> Exercise brief: Could you restate the data below word for word, without its pictures?

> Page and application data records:
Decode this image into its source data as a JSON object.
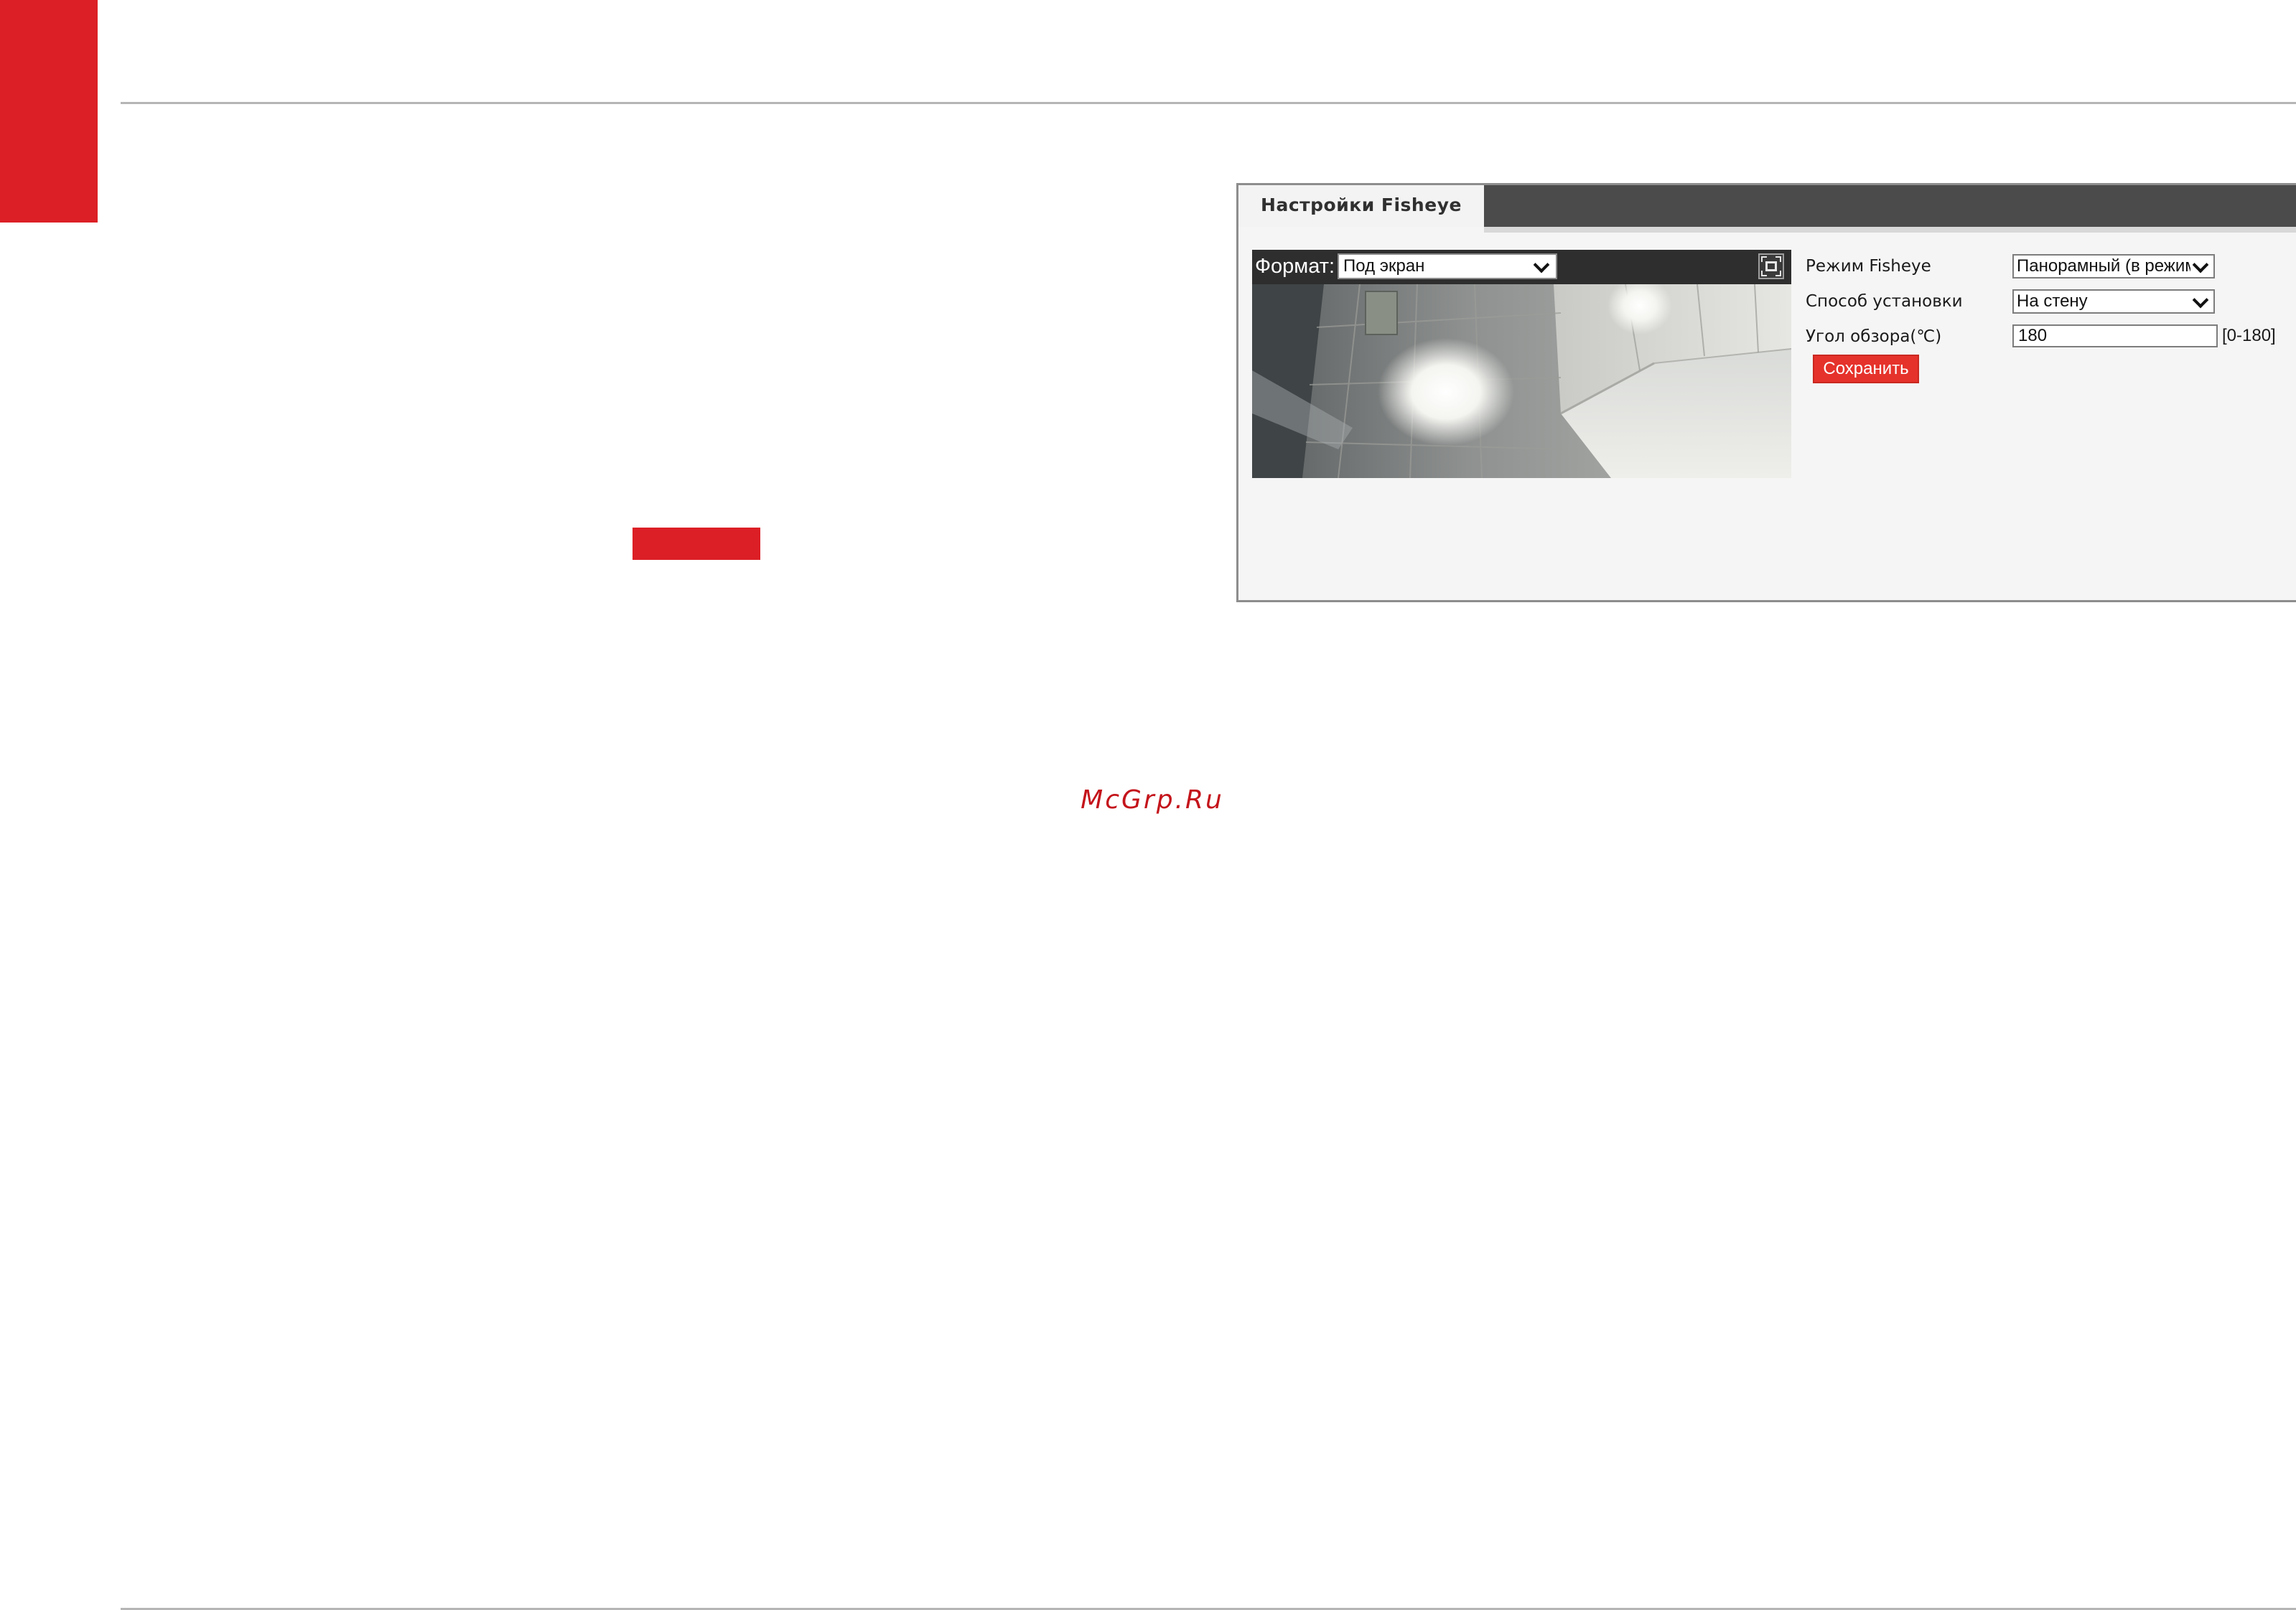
{
  "colors": {
    "brand_red": "#dc1f26",
    "save_button": "#e5322b",
    "tabbar": "#4b4b4b",
    "watermark": "#c4141b"
  },
  "panel": {
    "tab_label": "Настройки Fisheye",
    "video": {
      "format_label": "Формат:",
      "format_value": "Под экран",
      "fullscreen_icon": "fullscreen-icon"
    },
    "form": {
      "fisheye_mode": {
        "label": "Режим Fisheye",
        "value": "Панорамный (в режиме"
      },
      "mount_type": {
        "label": "Способ установки",
        "value": "На стену"
      },
      "view_angle": {
        "label": "Угол обзора(℃)",
        "value": "180",
        "range": "[0-180]"
      },
      "save_label": "Сохранить"
    }
  },
  "watermark": "McGrp.Ru"
}
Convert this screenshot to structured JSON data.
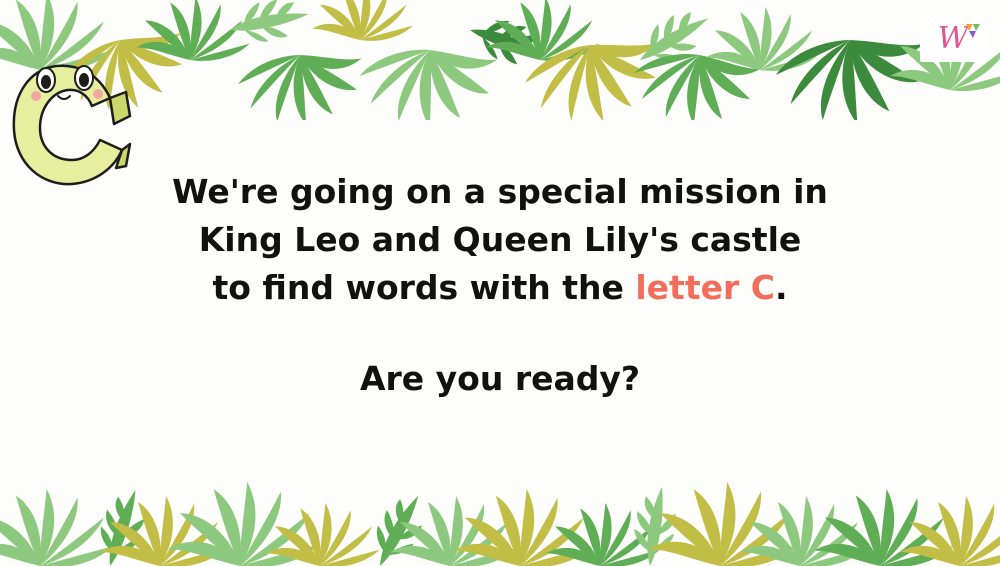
{
  "slide": {
    "line1": "We're going on a special mission in",
    "line2": "King Leo and Queen Lily's castle",
    "line3_before": "to find words with the",
    "line3_highlight": "letter C",
    "line3_after": ".",
    "question": "Are you ready?"
  },
  "mascot": {
    "letter": "C"
  },
  "logo": {
    "text": "W"
  },
  "colors": {
    "text": "#111111",
    "highlight": "#f26d5b",
    "leaf_light": "#8cc97e",
    "leaf_mid": "#5fae55",
    "leaf_dark": "#3c8a3c",
    "leaf_olive": "#c2bd45",
    "mascot_body": "#e6ef9e",
    "background": "#fdfdfb"
  },
  "icons": [
    "tropical-leaves-top",
    "tropical-leaves-bottom",
    "letter-c-mascot-icon",
    "brand-logo-icon"
  ]
}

> Written response:
Decode this image into its source data as a JSON object.
{
  "colors": {
    "brand_red": "#dc1f26",
    "save_button": "#e5322b",
    "tabbar": "#4b4b4b",
    "watermark": "#c4141b"
  },
  "panel": {
    "tab_label": "Настройки Fisheye",
    "video": {
      "format_label": "Формат:",
      "format_value": "Под экран",
      "fullscreen_icon": "fullscreen-icon"
    },
    "form": {
      "fisheye_mode": {
        "label": "Режим Fisheye",
        "value": "Панорамный (в режиме"
      },
      "mount_type": {
        "label": "Способ установки",
        "value": "На стену"
      },
      "view_angle": {
        "label": "Угол обзора(℃)",
        "value": "180",
        "range": "[0-180]"
      },
      "save_label": "Сохранить"
    }
  },
  "watermark": "McGrp.Ru"
}
Convert this screenshot to structured JSON data.
{
  "slide": {
    "line1": "We're going on a special mission in",
    "line2": "King Leo and Queen Lily's castle",
    "line3_before": "to find words with the",
    "line3_highlight": "letter C",
    "line3_after": ".",
    "question": "Are you ready?"
  },
  "mascot": {
    "letter": "C"
  },
  "logo": {
    "text": "W"
  },
  "colors": {
    "text": "#111111",
    "highlight": "#f26d5b",
    "leaf_light": "#8cc97e",
    "leaf_mid": "#5fae55",
    "leaf_dark": "#3c8a3c",
    "leaf_olive": "#c2bd45",
    "mascot_body": "#e6ef9e",
    "background": "#fdfdfb"
  },
  "icons": [
    "tropical-leaves-top",
    "tropical-leaves-bottom",
    "letter-c-mascot-icon",
    "brand-logo-icon"
  ]
}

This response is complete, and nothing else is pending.